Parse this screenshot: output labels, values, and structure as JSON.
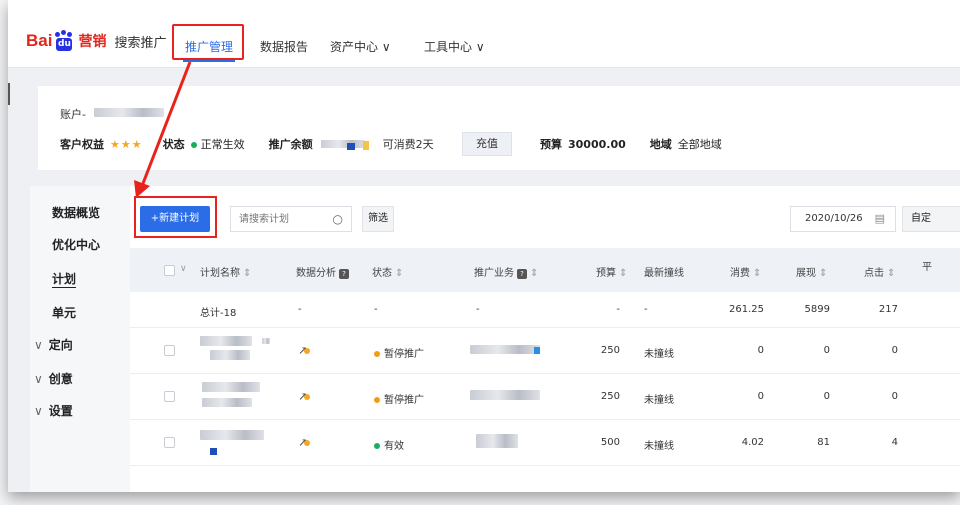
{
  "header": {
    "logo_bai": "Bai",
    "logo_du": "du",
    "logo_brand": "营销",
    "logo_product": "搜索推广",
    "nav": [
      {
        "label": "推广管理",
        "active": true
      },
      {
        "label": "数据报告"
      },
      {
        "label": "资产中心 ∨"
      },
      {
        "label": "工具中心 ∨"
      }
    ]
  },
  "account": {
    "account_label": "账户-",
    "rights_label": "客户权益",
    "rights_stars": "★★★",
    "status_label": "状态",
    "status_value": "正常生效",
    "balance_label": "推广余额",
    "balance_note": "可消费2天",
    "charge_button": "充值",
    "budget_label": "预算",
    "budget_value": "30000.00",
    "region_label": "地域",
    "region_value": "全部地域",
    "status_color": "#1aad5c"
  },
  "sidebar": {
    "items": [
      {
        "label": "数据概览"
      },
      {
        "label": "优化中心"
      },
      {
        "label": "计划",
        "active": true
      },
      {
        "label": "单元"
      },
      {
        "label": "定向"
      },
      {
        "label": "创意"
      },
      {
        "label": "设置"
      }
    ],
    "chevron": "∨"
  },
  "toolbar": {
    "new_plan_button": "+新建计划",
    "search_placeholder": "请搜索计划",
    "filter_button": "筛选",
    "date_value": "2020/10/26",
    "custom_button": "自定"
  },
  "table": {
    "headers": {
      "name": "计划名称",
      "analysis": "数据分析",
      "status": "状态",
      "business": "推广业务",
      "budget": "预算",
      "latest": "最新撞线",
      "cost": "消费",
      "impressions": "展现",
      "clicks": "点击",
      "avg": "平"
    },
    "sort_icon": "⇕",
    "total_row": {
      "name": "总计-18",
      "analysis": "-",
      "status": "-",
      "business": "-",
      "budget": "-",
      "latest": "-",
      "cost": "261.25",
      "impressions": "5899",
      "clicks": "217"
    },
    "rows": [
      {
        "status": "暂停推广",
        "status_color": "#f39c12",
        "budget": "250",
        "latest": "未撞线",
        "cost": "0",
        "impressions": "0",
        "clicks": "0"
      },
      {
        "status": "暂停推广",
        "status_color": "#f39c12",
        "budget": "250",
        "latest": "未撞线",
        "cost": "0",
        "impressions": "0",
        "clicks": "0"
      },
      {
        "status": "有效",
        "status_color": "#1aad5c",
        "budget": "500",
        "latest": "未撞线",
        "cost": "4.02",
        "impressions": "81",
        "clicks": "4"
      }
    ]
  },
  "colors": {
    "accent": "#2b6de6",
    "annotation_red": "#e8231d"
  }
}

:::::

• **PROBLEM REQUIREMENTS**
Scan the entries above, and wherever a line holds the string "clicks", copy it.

• **EXERCISE OUTPUT**
      "clicks": "点击",
      "clicks": "217"
        "clicks": "0"
        "clicks": "0"
        "clicks": "4"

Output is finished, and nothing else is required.